lists  /  announce  owl-users  owl-dev  john-users  john-dev  passwdqc-users  yescrypt  popa3d-users  /  oss-security  kernel-hardening  musl  sabotage  tlsify  passwords  /  crypt-dev  xvendor  /  Bugtraq  Full-Disclosure  linux-kernel  linux-netdev  linux-ext4  linux-hardening  PHC 
Open Source and information security mailing list archives
Hash Suite: Windows password security audit tool. GUI, reports in PDF.
[<prev] [next>] [<thread-prev] [thread-next>] [day] [month] [year] [list]
Date:	Sun, 15 Jun 2014 10:40:03 -0700
From:	Andy Lutomirski <>
To:	"H. Peter Anvin" <>
Cc:	Rich Felker <>,
	Mikael Pettersson <>,
	Russ Cox <>,
	Linux API <>,
	Ian Taylor <>,
	"" <>,
	X86 ML <>
Subject: Re: [RFC 0/2] __vdso_findsym

On Sun, Jun 15, 2014 at 10:05 AM, H. Peter Anvin <> wrote:
> On 06/15/2014 07:35 AM, Rich Felker wrote:
>> Arguably, it was a mistake for the kernel to expose a virtual ELF to
>> begin with, and it should just have exposed a "lookup function by
>> name" operation to begin with. Yes this can be done in userspace, but
>> I see it more as a matter of "fixing a broken API design".
> What the fsck are you smoking?  There is immense value in providing a
> stable and very well-defined data structure, which also happens to be
> what dynamic linkers already want to consume.  Providing a helper for
> crippled libc applications has potential value.  Shaving a few hundred
> bytes off static applications is a very weak argument, simply because it
> is such a small fraction of the enormous cost of a static application,
> and static applications are problematic in a number of other ways,
> especially the lack of ability to fix bugs.
> Treating the kernel as an ersatz dynamic library for "static"
> applications is kind of silly -- after all, why not provide an entire
> libc in the vdso?  I have actually seen people advocate for doing that.

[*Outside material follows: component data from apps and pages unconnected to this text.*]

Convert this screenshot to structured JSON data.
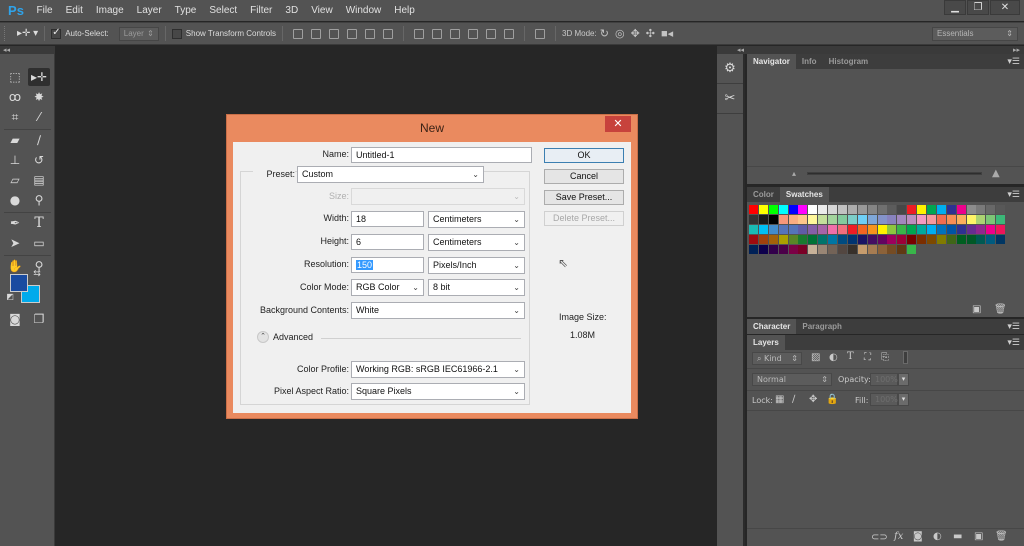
{
  "app": {
    "logo": "Ps",
    "menu": [
      "File",
      "Edit",
      "Image",
      "Layer",
      "Type",
      "Select",
      "Filter",
      "3D",
      "View",
      "Window",
      "Help"
    ],
    "window_controls": {
      "minimize": "▁",
      "restore": "❐",
      "close": "✕"
    }
  },
  "options_bar": {
    "tool_icon": "move-tool",
    "auto_select_label": "Auto-Select:",
    "auto_select_checked": true,
    "auto_select_target": "Layer",
    "show_transform_label": "Show Transform Controls",
    "show_transform_checked": false,
    "mode_3d_label": "3D Mode:",
    "workspace": "Essentials"
  },
  "toolbox": {
    "collapse_label": "◂◂",
    "tools": [
      {
        "name": "rectangular-marquee",
        "glyph": "⬚"
      },
      {
        "name": "move",
        "glyph": "▸✛",
        "active": true
      },
      {
        "name": "lasso",
        "glyph": "ꝏ"
      },
      {
        "name": "magic-wand",
        "glyph": "✸"
      },
      {
        "name": "crop",
        "glyph": "⌗"
      },
      {
        "name": "eyedropper",
        "glyph": "⁄"
      },
      {
        "name": "spot-healing",
        "glyph": "▰"
      },
      {
        "name": "brush",
        "glyph": "∕"
      },
      {
        "name": "clone-stamp",
        "glyph": "⊥"
      },
      {
        "name": "history-brush",
        "glyph": "↺"
      },
      {
        "name": "eraser",
        "glyph": "▱"
      },
      {
        "name": "gradient",
        "glyph": "▤"
      },
      {
        "name": "blur",
        "glyph": "💧"
      },
      {
        "name": "dodge",
        "glyph": "⚲"
      },
      {
        "name": "pen",
        "glyph": "✒"
      },
      {
        "name": "type",
        "glyph": "T"
      },
      {
        "name": "path-selection",
        "glyph": "➤"
      },
      {
        "name": "rectangle-shape",
        "glyph": "▭"
      },
      {
        "name": "hand",
        "glyph": "✋"
      },
      {
        "name": "zoom",
        "glyph": "⚲"
      }
    ],
    "foreground_color": "#1a4ba0",
    "background_color": "#00aaeb"
  },
  "dialog": {
    "title": "New",
    "close": "✕",
    "name_label": "Name:",
    "name_value": "Untitled-1",
    "preset_label": "Preset:",
    "preset_value": "Custom",
    "size_label": "Size:",
    "size_value": "",
    "width_label": "Width:",
    "width_value": "18",
    "width_unit": "Centimeters",
    "height_label": "Height:",
    "height_value": "6",
    "height_unit": "Centimeters",
    "resolution_label": "Resolution:",
    "resolution_value": "150",
    "resolution_unit": "Pixels/Inch",
    "color_mode_label": "Color Mode:",
    "color_mode_value": "RGB Color",
    "bit_depth": "8 bit",
    "background_label": "Background Contents:",
    "background_value": "White",
    "advanced_label": "Advanced",
    "color_profile_label": "Color Profile:",
    "color_profile_value": "Working RGB:  sRGB IEC61966-2.1",
    "pixel_aspect_label": "Pixel Aspect Ratio:",
    "pixel_aspect_value": "Square Pixels",
    "buttons": {
      "ok": "OK",
      "cancel": "Cancel",
      "save_preset": "Save Preset...",
      "delete_preset": "Delete Preset..."
    },
    "image_size_label": "Image Size:",
    "image_size_value": "1.08M",
    "caret": "⌄"
  },
  "panels": {
    "navigator_tabs": [
      "Navigator",
      "Info",
      "Histogram"
    ],
    "swatch_tabs": [
      "Color",
      "Swatches"
    ],
    "character_tabs": [
      "Character",
      "Paragraph"
    ],
    "layers_tabs": [
      "Layers"
    ],
    "layers": {
      "kind_label": "Kind",
      "blend_mode": "Normal",
      "opacity_label": "Opacity:",
      "opacity_value": "100%",
      "lock_label": "Lock:",
      "fill_label": "Fill:",
      "fill_value": "100%"
    },
    "menu_icon": "▾☰"
  },
  "swatches": [
    "#ff0000",
    "#ffff00",
    "#00ff00",
    "#00ffff",
    "#0000ff",
    "#ff00ff",
    "#ffffff",
    "#ebebeb",
    "#d6d6d6",
    "#c2c2c2",
    "#adadad",
    "#999999",
    "#858585",
    "#707070",
    "#5c5c5c",
    "#474747",
    "#ed1c24",
    "#fff200",
    "#00a651",
    "#00aeef",
    "#2e3192",
    "#ec008c",
    "#8c8c8c",
    "#7a7a7a",
    "#686868",
    "#585858",
    "#333333",
    "#1a1a1a",
    "#000000",
    "#f7977a",
    "#f9ad81",
    "#fdc68a",
    "#fff79a",
    "#c4df9b",
    "#a2d39c",
    "#82ca9d",
    "#7bcdc8",
    "#6ecff6",
    "#7ea7d8",
    "#8493ca",
    "#8882be",
    "#a187be",
    "#bc8dbf",
    "#f49ac2",
    "#f6989d",
    "#f26c4f",
    "#f68e55",
    "#fbaf5c",
    "#fff467",
    "#acd372",
    "#7cc576",
    "#3bb878",
    "#1abbb4",
    "#00bff3",
    "#438ccb",
    "#5674b9",
    "#5574b9",
    "#605ca8",
    "#855fa8",
    "#a763a8",
    "#f06ea9",
    "#f26d7d",
    "#ed1c24",
    "#f26522",
    "#f7941d",
    "#fff200",
    "#8dc63f",
    "#39b54a",
    "#00a651",
    "#00a99d",
    "#00aeef",
    "#0072bc",
    "#0054a6",
    "#2e3192",
    "#662d91",
    "#92278f",
    "#ec008c",
    "#ed145b",
    "#9e0b0f",
    "#a0410d",
    "#a36209",
    "#aba000",
    "#598527",
    "#1a7b30",
    "#007236",
    "#00746b",
    "#0076a3",
    "#004b80",
    "#003471",
    "#1b1464",
    "#440e62",
    "#630460",
    "#9e005d",
    "#9e0039",
    "#790000",
    "#7b2e00",
    "#7d4900",
    "#827b00",
    "#406618",
    "#005e20",
    "#005826",
    "#005952",
    "#005b7f",
    "#003663",
    "#002157",
    "#0d004c",
    "#32004b",
    "#4b0049",
    "#7b0046",
    "#7a0026",
    "#c7b299",
    "#998675",
    "#736357",
    "#534741",
    "#37302a",
    "#c69c6d",
    "#a67c52",
    "#8c6239",
    "#754c24",
    "#603913",
    "#39b54a"
  ]
}
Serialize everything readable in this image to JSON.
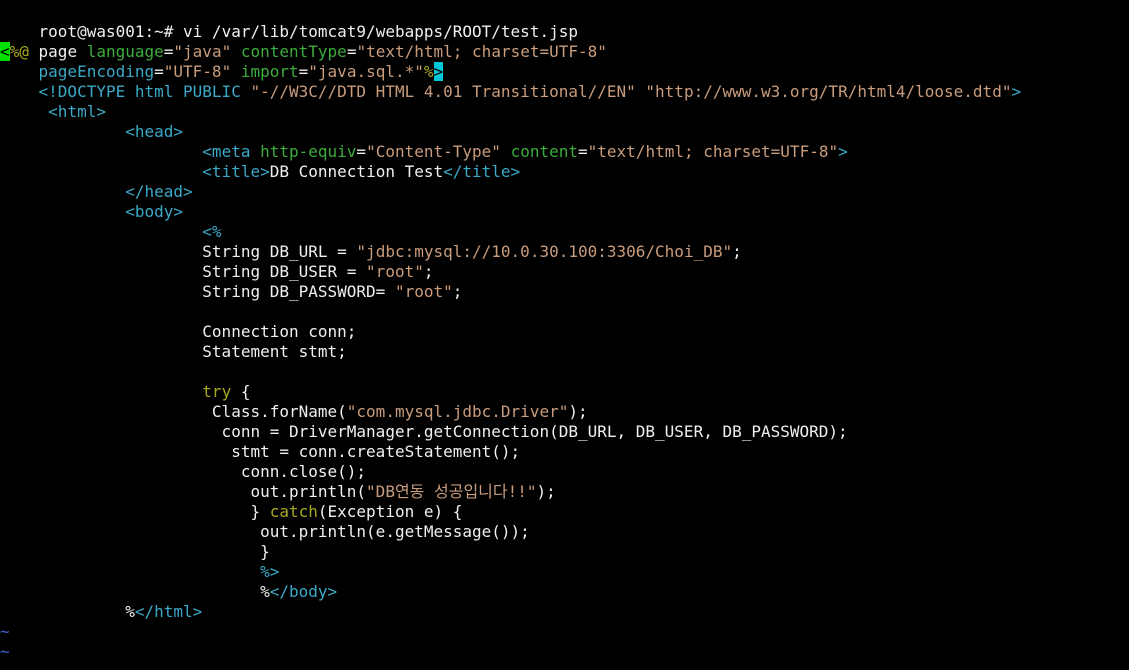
{
  "terminal": {
    "prompt": "root@was001:~# ",
    "command": "vi /var/lib/tomcat9/webapps/ROOT/test.jsp",
    "tilde": "~"
  },
  "colors": {
    "default": "#f0f0f0",
    "delimiter": "#a8a820",
    "keyword": "#a8a820",
    "attribute": "#3cac3c",
    "string": "#c89c7c",
    "tag": "#3ca8c8",
    "cursor_green": "#00e000",
    "cursor_cyan": "#00c8d8",
    "tilde": "#4060d8"
  },
  "lines": [
    [
      [
        "█cursor",
        ""
      ]
    ],
    [
      [
        "cursor",
        "<"
      ],
      [
        "delimiter",
        "%@"
      ],
      [
        "default",
        " page "
      ],
      [
        "attribute",
        "language"
      ],
      [
        "default",
        "="
      ],
      [
        "string",
        "\"java\""
      ],
      [
        "default",
        " "
      ],
      [
        "attribute",
        "contentType"
      ],
      [
        "default",
        "="
      ],
      [
        "string",
        "\"text/html; charset=UTF-8\""
      ]
    ],
    [
      [
        "default",
        "    "
      ],
      [
        "tag",
        "pageEncoding"
      ],
      [
        "default",
        "="
      ],
      [
        "string",
        "\"UTF-8\""
      ],
      [
        "default",
        " "
      ],
      [
        "attribute",
        "import"
      ],
      [
        "default",
        "="
      ],
      [
        "string",
        "\"java.sql.*\""
      ],
      [
        "delimiter",
        "%"
      ],
      [
        "cursor2",
        ">"
      ]
    ],
    [
      [
        "default",
        "    "
      ],
      [
        "tag",
        "<!DOCTYPE html PUBLIC "
      ],
      [
        "string",
        "\"-//W3C//DTD HTML 4.01 Transitional//EN\""
      ],
      [
        "default",
        " "
      ],
      [
        "string",
        "\"http://www.w3.org/TR/html4/loose.dtd\""
      ],
      [
        "tag",
        ">"
      ]
    ],
    [
      [
        "default",
        "     "
      ],
      [
        "tag",
        "<html>"
      ]
    ],
    [
      [
        "default",
        "             "
      ],
      [
        "tag",
        "<head>"
      ]
    ],
    [
      [
        "default",
        "                     "
      ],
      [
        "tag",
        "<meta "
      ],
      [
        "attribute",
        "http-equiv"
      ],
      [
        "default",
        "="
      ],
      [
        "string",
        "\"Content-Type\""
      ],
      [
        "default",
        " "
      ],
      [
        "attribute",
        "content"
      ],
      [
        "default",
        "="
      ],
      [
        "string",
        "\"text/html; charset=UTF-8\""
      ],
      [
        "tag",
        ">"
      ]
    ],
    [
      [
        "default",
        "                     "
      ],
      [
        "tag",
        "<title>"
      ],
      [
        "default",
        "DB Connection Test"
      ],
      [
        "tag",
        "</title>"
      ]
    ],
    [
      [
        "default",
        "             "
      ],
      [
        "tag",
        "</head>"
      ]
    ],
    [
      [
        "default",
        "             "
      ],
      [
        "tag",
        "<body>"
      ]
    ],
    [
      [
        "default",
        "                     "
      ],
      [
        "tag",
        "<%"
      ]
    ],
    [
      [
        "default",
        "                     String DB_URL = "
      ],
      [
        "string",
        "\"jdbc:mysql://10.0.30.100:3306/Choi_DB\""
      ],
      [
        "default",
        ";"
      ]
    ],
    [
      [
        "default",
        "                     String DB_USER = "
      ],
      [
        "string",
        "\"root\""
      ],
      [
        "default",
        ";"
      ]
    ],
    [
      [
        "default",
        "                     String DB_PASSWORD= "
      ],
      [
        "string",
        "\"root\""
      ],
      [
        "default",
        ";"
      ]
    ],
    [
      [
        "default",
        ""
      ]
    ],
    [
      [
        "default",
        "                     Connection conn;"
      ]
    ],
    [
      [
        "default",
        "                     Statement stmt;"
      ]
    ],
    [
      [
        "default",
        ""
      ]
    ],
    [
      [
        "default",
        "                     "
      ],
      [
        "keyword",
        "try"
      ],
      [
        "default",
        " {"
      ]
    ],
    [
      [
        "default",
        "                      Class.forName("
      ],
      [
        "string",
        "\"com.mysql.jdbc.Driver\""
      ],
      [
        "default",
        ");"
      ]
    ],
    [
      [
        "default",
        "                       conn = DriverManager.getConnection(DB_URL, DB_USER, DB_PASSWORD);"
      ]
    ],
    [
      [
        "default",
        "                        stmt = conn.createStatement();"
      ]
    ],
    [
      [
        "default",
        "                         conn.close();"
      ]
    ],
    [
      [
        "default",
        "                          out.println("
      ],
      [
        "string",
        "\"DB연동 성공입니다!!\""
      ],
      [
        "default",
        ");"
      ]
    ],
    [
      [
        "default",
        "                          } "
      ],
      [
        "keyword",
        "catch"
      ],
      [
        "default",
        "(Exception e) {"
      ]
    ],
    [
      [
        "default",
        "                           out.println(e.getMessage());"
      ]
    ],
    [
      [
        "default",
        "                           }"
      ]
    ],
    [
      [
        "default",
        "                           "
      ],
      [
        "tag",
        "%>"
      ]
    ],
    [
      [
        "default",
        "                           %"
      ],
      [
        "tag",
        "</body>"
      ]
    ],
    [
      [
        "default",
        "             %"
      ],
      [
        "tag",
        "</html>"
      ]
    ]
  ]
}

To be clear, I have no desire whatsoever to give the vdso an actual
ELF parser or anything else that userspace should be providing itself.
I think that a special-purpose vdso parser in the vdso makes some
sense, though, since userspace might otherwise provide one for the
sole purpose of parsing the vdso.

And there's plenty of reasons that having the vdso be an ELF image is
useful.  For one thing, gdb can take advantage of it.  For another,
CRIU is parsing it for a rather different reason, and something like
__vdso_findsym won't fill that need.

Also, given the general lack of a comprehensible specification of what
the GNU flavor of the ELF format actually is [1], there's something to
be said for reducing the proliferation of ELF parsers.  glibc and
binutils are quite unlikely to become incompatible with each other,
but I sincerely doubt that anyone from binutils land is likely to
review (and maintain!) my ELF parser, Go's, or a hypothetical future
ELF parser from any of the other glibc-less things.  If those things
use one that's in the kernel, then it's easy for the kernel to
guarantee that each vdso image can successfully parse itself.

[1] The only comprehensible description of the GNU hash extension that
I could find is on Oracle's blog (!)

To unsubscribe from this list: send the line "unsubscribe linux-kernel" in
the body of a message to
More majordomo info at
Please read the FAQ at

Powered by blists - more mailing lists